Heidelberg (Hall 1) is showing the Push to Stop concept on two Drupa-generation Speedmaster XL 106 presses: a six-colour with double coater targeted at packaging and label printers, and an eight-colour perfector aimed at commercial and web-to-print printers.
“Whereas today the operator must actively start processes on the machine, in future the machine will, wherever possible, do this itself,” explained Stephan Plenz, Heidelberg board member for equipment, who likened the technology to autonomous driving systems.
Faster makeready times are achieved through the new Hycolor Multidrive system, whereby inking and dampening units operate independently from the main drive.
Prinect Press Center XL 2 and Intellistart 2 software, in combination with the new Wallscreen XL, provide operators with an easy-to-use interface.
“All customers who have seen this so far are delighted,” Plenz added. “Today we are already capable of printing jobs with a similar structure completely autonomously.”
Rainer Wolf, head of sheetfed product management, said the average overall equipment efficiency (OEE) on presses today was about 25%.
“We believe in 10 years’ time we will double this. Then we will double the output and this is a revolution,” he stated. “With Push to Stop, the moment the press can go it does go, and that saves a lot of time.”
Wolf said “a handful” of companies were achieving 50%-60% OEE today.
Existing XL 106 users cannot retrospectively upgrade to the autonomous printing system because it requires a combination of hardware and software that is only in the Drupa-generation machines
Also new is Heidelberg Cloud, a cloud-based service platform that uses 'big data' gathered from more than 10,000 networked presses worldwide with the goal of scheduling preventive maintenance before problems actually develop.
Drupa also marks the worldwide premiere of the 2,500sph, 1,200dpi Primefire 106 seven-colour B1 sheetfed inkjet press, developed jointly with Fujifilm.

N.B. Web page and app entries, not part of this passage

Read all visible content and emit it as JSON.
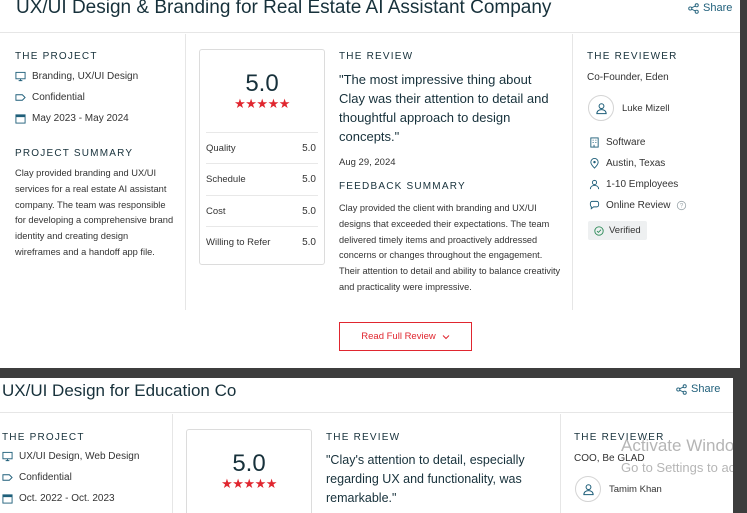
{
  "share_label": "Share",
  "colors": {
    "accent": "#e0262f",
    "link": "#1f5f7a",
    "heading": "#17313b"
  },
  "review1": {
    "title": "UX/UI Design & Branding for Real Estate AI Assistant Company",
    "project": {
      "heading": "THE PROJECT",
      "services": "Branding, UX/UI Design",
      "budget": "Confidential",
      "dates": "May 2023 - May 2024",
      "summary_heading": "PROJECT SUMMARY",
      "summary": "Clay provided branding and UX/UI services for a real estate AI assistant company. The team was responsible for developing a comprehensive brand identity and creating design wireframes and a handoff app file."
    },
    "rating": {
      "overall": "5.0",
      "stars": "★★★★★",
      "rows": [
        {
          "label": "Quality",
          "value": "5.0"
        },
        {
          "label": "Schedule",
          "value": "5.0"
        },
        {
          "label": "Cost",
          "value": "5.0"
        },
        {
          "label": "Willing to Refer",
          "value": "5.0"
        }
      ]
    },
    "review": {
      "heading": "THE REVIEW",
      "quote": "\"The most impressive thing about Clay was their attention to detail and thoughtful approach to design concepts.\"",
      "date": "Aug 29, 2024",
      "feedback_heading": "FEEDBACK SUMMARY",
      "feedback": "Clay provided the client with branding and UX/UI designs that exceeded their expectations. The team delivered timely items and proactively addressed concerns or changes throughout the engagement. Their attention to detail and ability to balance creativity and practicality were impressive.",
      "read_more": "Read Full Review"
    },
    "reviewer": {
      "heading": "THE REVIEWER",
      "role": "Co-Founder, Eden",
      "name": "Luke Mizell",
      "industry": "Software",
      "location": "Austin, Texas",
      "size": "1-10 Employees",
      "review_type": "Online Review",
      "verified": "Verified"
    }
  },
  "review2": {
    "title": "UX/UI Design for Education Co",
    "project": {
      "heading": "THE PROJECT",
      "services": "UX/UI Design, Web Design",
      "budget": "Confidential",
      "dates": "Oct. 2022 - Oct. 2023"
    },
    "rating": {
      "overall": "5.0",
      "stars": "★★★★★"
    },
    "review": {
      "heading": "THE REVIEW",
      "quote": "\"Clay's attention to detail, especially regarding UX and functionality, was remarkable.\""
    },
    "reviewer": {
      "heading": "THE REVIEWER",
      "role": "COO, Be GLAD",
      "name": "Tamim Khan"
    }
  },
  "watermark": {
    "line1": "Activate Windows",
    "line2": "Go to Settings to activate Windows."
  }
}
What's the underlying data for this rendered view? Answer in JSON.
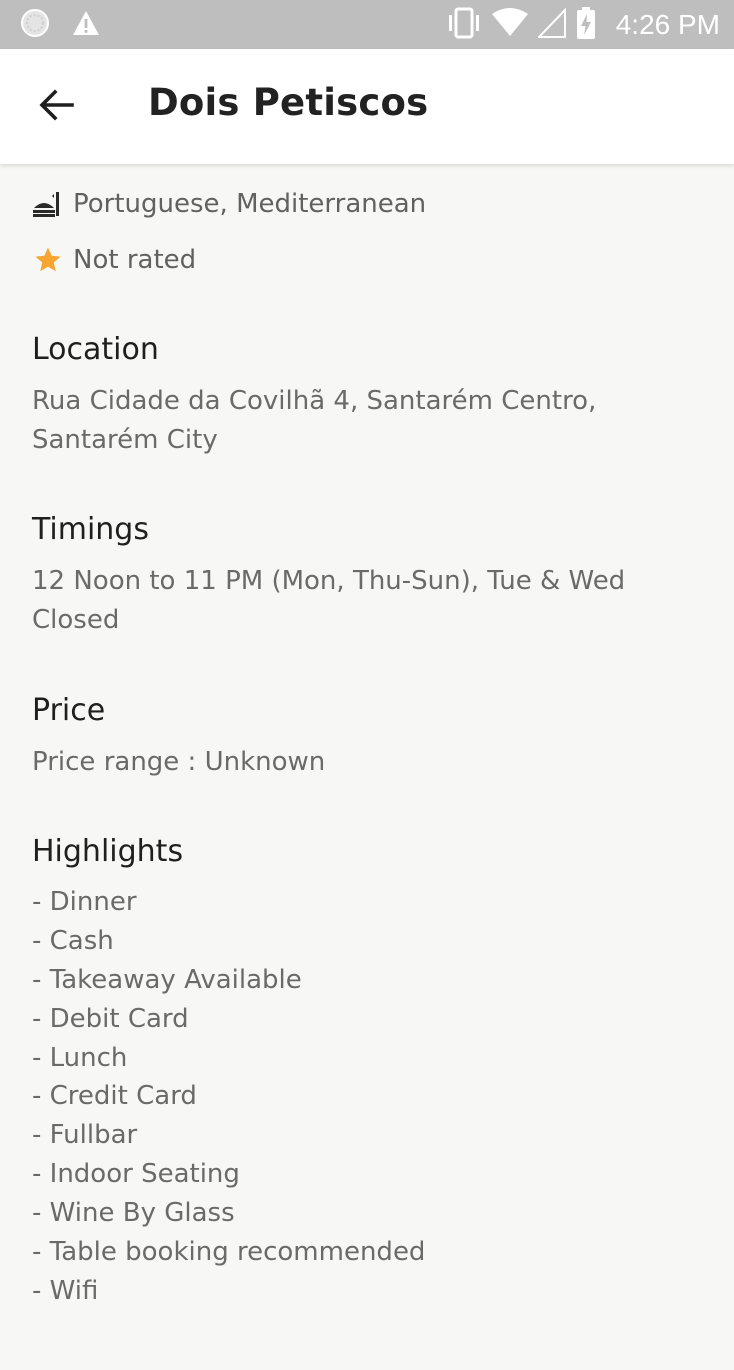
{
  "status_bar": {
    "time": "4:26 PM",
    "icons": [
      "notification-dot-icon",
      "warning-icon",
      "vibrate-icon",
      "wifi-icon",
      "cellular-signal-icon",
      "battery-charging-icon"
    ]
  },
  "app_bar": {
    "title": "Dois Petiscos",
    "back_icon": "back-arrow-icon"
  },
  "restaurant": {
    "cuisine": "Portuguese, Mediterranean",
    "rating": "Not rated",
    "accent_color": "#f7a531"
  },
  "location": {
    "title": "Location",
    "address": "Rua Cidade da Covilhã 4, Santarém Centro, Santarém City"
  },
  "timings": {
    "title": "Timings",
    "hours": "12 Noon to 11 PM (Mon, Thu-Sun), Tue & Wed Closed"
  },
  "price": {
    "title": "Price",
    "range": "Price range : Unknown"
  },
  "highlights": {
    "title": "Highlights",
    "items": [
      "- Dinner",
      "- Cash",
      "- Takeaway Available",
      "- Debit Card",
      "- Lunch",
      "- Credit Card",
      "- Fullbar",
      "- Indoor Seating",
      "- Wine By Glass",
      "- Table booking recommended",
      "- Wifi"
    ]
  }
}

The press costs around €2.8m (£2.1m) with seven colours and varnish.
In an apparent reference to Landa, which is yet to ship a press despite launching at Drupa 2012, Plenz described the Primefire as “the first commercially available, industrial digital printing system in B1 format”.
Commercial shipments are scheduled to start early next year, but the first beta press will be installed at a “huge packaging printer” by the end of this year.

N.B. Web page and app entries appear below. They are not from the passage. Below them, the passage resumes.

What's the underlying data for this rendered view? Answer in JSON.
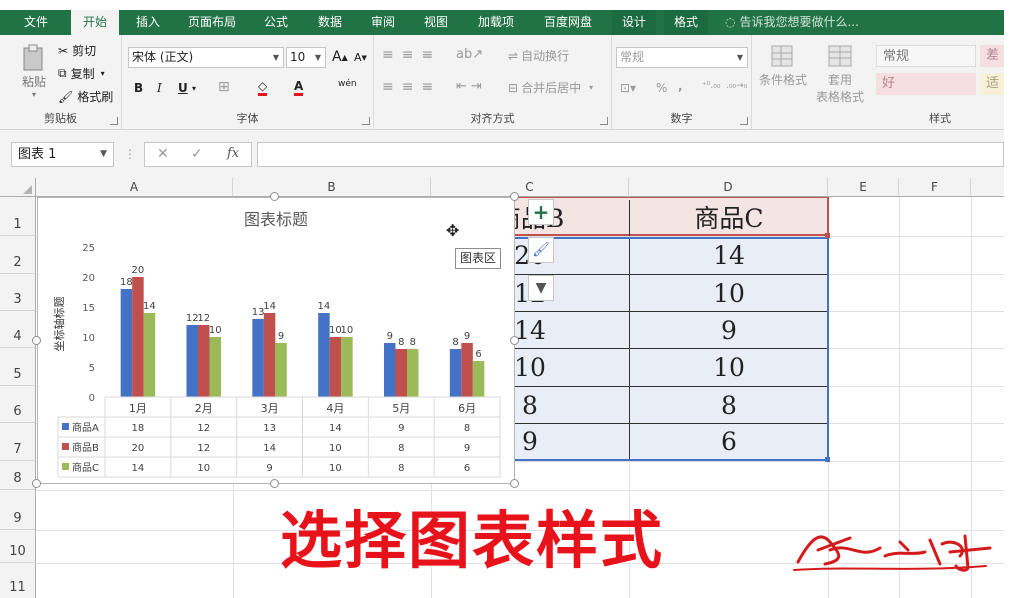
{
  "tabs": [
    "文件",
    "开始",
    "插入",
    "页面布局",
    "公式",
    "数据",
    "审阅",
    "视图",
    "加载项",
    "百度网盘",
    "设计",
    "格式"
  ],
  "tell_me": "告诉我您想要做什么...",
  "ribbon": {
    "clipboard": {
      "paste": "粘贴",
      "cut": "剪切",
      "copy": "复制",
      "format_painter": "格式刷",
      "label": "剪贴板"
    },
    "font": {
      "name": "宋体 (正文)",
      "size": "10",
      "grow": "A",
      "shrink": "A",
      "bold": "B",
      "italic": "I",
      "underline": "U",
      "wen": "wén",
      "label": "字体"
    },
    "align": {
      "wrap": "自动换行",
      "merge": "合并后居中",
      "label": "对齐方式"
    },
    "number": {
      "format": "常规",
      "percent": "%",
      "comma": ",",
      "label": "数字"
    },
    "styles": {
      "cond_format": "条件格式",
      "table_format_1": "套用",
      "table_format_2": "表格格式",
      "normal": "常规",
      "bad": "差",
      "good": "好",
      "neutral": "适",
      "label": "样式"
    }
  },
  "namebox": "图表 1",
  "columns": [
    "A",
    "B",
    "C",
    "D",
    "E",
    "F"
  ],
  "rows": [
    "1",
    "2",
    "3",
    "4",
    "5",
    "6",
    "7",
    "8",
    "9",
    "10",
    "11"
  ],
  "table": {
    "header_c": "商品B",
    "header_d": "商品C",
    "col_c": [
      "20",
      "12",
      "14",
      "10",
      "8",
      "9"
    ],
    "col_d": [
      "14",
      "10",
      "9",
      "10",
      "8",
      "6"
    ]
  },
  "chart_data": {
    "type": "bar",
    "title": "图表标题",
    "xlabel": "",
    "ylabel": "坐标轴标题",
    "ylim": [
      0,
      25
    ],
    "yticks": [
      "25",
      "20",
      "15",
      "10",
      "5",
      "0"
    ],
    "categories": [
      "1月",
      "2月",
      "3月",
      "4月",
      "5月",
      "6月"
    ],
    "series": [
      {
        "name": "商品A",
        "values": [
          18,
          12,
          13,
          14,
          9,
          8
        ],
        "color": "#4472c4"
      },
      {
        "name": "商品B",
        "values": [
          20,
          12,
          14,
          10,
          8,
          9
        ],
        "color": "#c0504d"
      },
      {
        "name": "商品C",
        "values": [
          14,
          10,
          9,
          10,
          8,
          6
        ],
        "color": "#9bbb59"
      }
    ],
    "data_table": true,
    "grid": false
  },
  "tooltip": "图表区",
  "overlay_text": "选择图表样式",
  "signature": "然之峰"
}
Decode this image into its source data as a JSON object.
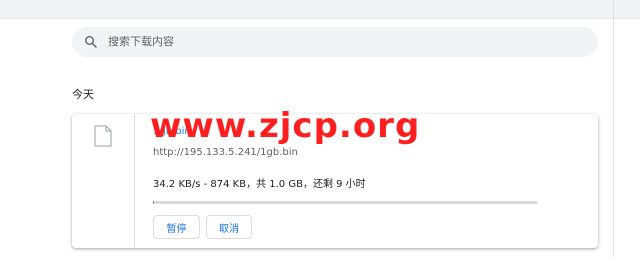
{
  "search": {
    "placeholder": "搜索下载内容",
    "icon": "search-icon"
  },
  "section": {
    "label": "今天"
  },
  "download": {
    "file_name": "1gb.bin",
    "url": "http://195.133.5.241/1gb.bin",
    "status_text": "34.2 KB/s - 874 KB，共 1.0 GB，还剩 9 小时",
    "progress_fraction": 0.0008,
    "file_icon": "file-icon",
    "pause_label": "暂停",
    "cancel_label": "取消"
  },
  "watermark": {
    "text": "www.zjcp.org",
    "color": "#ff1f1f"
  },
  "colors": {
    "accent": "#1a73e8",
    "search_bg": "#f1f3f4"
  }
}
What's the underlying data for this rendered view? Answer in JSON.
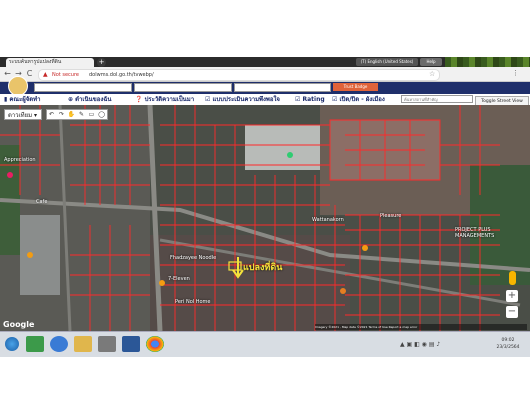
{
  "browser": {
    "tab_title": "ระบบค้นหารูปแปลงที่ดิน",
    "new_tab": "+",
    "language_pill": "(T) English (United States)",
    "help_pill": "Help",
    "security_label": "Not secure",
    "url": "dolwms.dol.go.th/tvwebp/",
    "back": "←",
    "forward": "→",
    "reload": "C",
    "star": "☆",
    "menu": "⋮"
  },
  "site": {
    "orange_button": "Trust Badge",
    "menu": [
      "คณะผู้จัดทำ",
      "ดำเนินของฉัน",
      "ประวัติความเป็นมา",
      "แบบประเมินความพึงพอใจ",
      "Rating",
      "เปิด/ปิด - ผังเมือง"
    ],
    "search_placeholder": "ค้นหาสถานที่สำคัญ",
    "street_view_button": "Toggle Street View"
  },
  "map": {
    "map_type": "ดาวเทียม",
    "tools": [
      "↶",
      "↷",
      "✋",
      "✎",
      "▭",
      "◯"
    ],
    "plot_label": "แปลงที่ดิน",
    "labels": [
      {
        "text": "Appreciation"
      },
      {
        "text": "Cafe"
      },
      {
        "text": "7-Eleven"
      },
      {
        "text": "Fhadzayee Noodle"
      },
      {
        "text": "Peri Nol Home"
      },
      {
        "text": "PROJECT PLUS MANAGEMENTS"
      },
      {
        "text": "Pleasure"
      },
      {
        "text": "Wattanakorn"
      }
    ],
    "google_logo": "Google",
    "attribution": "Imagery ©2021 , Map data ©2021 Terms of Use  Report a map error",
    "zoom_in": "+",
    "zoom_out": "−"
  },
  "taskbar": {
    "clock_time": "09:02",
    "clock_date": "23/3/2564"
  },
  "colors": {
    "parcel_line": "#ff2a2a",
    "header_bg": "#1f2f6b",
    "plot_label": "#f5e33b"
  }
}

In the Drupa demonstration, which involves three Kuka industrial robots wielding display screens, the Primefire was shown printing a packaging job immediately followed by a poster job. Key customers will be able to take away samples.
A new feature, Perfect Stack, means only good sheets arrive at the delivery pile and operators can output test sheets by simply pushing a button on the control panel.

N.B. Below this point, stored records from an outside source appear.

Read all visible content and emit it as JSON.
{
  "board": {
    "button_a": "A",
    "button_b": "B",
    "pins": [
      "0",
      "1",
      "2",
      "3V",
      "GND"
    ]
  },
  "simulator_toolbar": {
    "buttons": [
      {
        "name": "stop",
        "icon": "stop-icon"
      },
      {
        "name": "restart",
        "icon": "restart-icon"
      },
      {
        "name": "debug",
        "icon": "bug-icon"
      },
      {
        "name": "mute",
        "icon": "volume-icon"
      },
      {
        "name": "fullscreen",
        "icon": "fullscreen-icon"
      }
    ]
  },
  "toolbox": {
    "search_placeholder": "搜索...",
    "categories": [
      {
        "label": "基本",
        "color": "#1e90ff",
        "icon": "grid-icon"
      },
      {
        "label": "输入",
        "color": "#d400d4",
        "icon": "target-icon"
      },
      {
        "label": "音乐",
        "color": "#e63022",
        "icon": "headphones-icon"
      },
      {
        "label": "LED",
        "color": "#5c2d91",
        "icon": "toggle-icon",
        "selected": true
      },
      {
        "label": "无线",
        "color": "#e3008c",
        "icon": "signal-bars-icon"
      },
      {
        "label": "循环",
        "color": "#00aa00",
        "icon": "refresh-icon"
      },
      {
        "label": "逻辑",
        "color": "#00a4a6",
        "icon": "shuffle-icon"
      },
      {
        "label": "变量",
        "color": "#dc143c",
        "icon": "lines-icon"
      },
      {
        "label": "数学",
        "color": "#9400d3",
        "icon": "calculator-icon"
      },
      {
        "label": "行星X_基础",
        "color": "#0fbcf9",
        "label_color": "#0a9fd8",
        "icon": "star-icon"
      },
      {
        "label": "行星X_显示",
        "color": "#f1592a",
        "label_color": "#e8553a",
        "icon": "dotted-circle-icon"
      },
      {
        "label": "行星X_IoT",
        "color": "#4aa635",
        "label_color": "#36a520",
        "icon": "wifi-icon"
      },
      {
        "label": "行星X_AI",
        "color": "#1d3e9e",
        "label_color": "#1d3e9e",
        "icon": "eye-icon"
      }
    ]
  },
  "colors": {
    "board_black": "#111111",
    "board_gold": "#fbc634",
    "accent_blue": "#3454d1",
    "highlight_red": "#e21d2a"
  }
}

Landa is also claiming the lowest total cost of ownership, but Plenz said: “We can’t judge TCO on competitors’ numbers. We are using the best heads in the world and see a sweet spot for this press in short-run packaging.
“If customers have enough short runs it will pay for the machine, and they can then develop business ideas such as versioning and personalisation and add more volume to it.”
Ironically, Landa is now using the same Fujifilm Dimatix Samba heads as Heidelberg, having switched from the Kyocera heads it was understood to be using at Drupa 2012.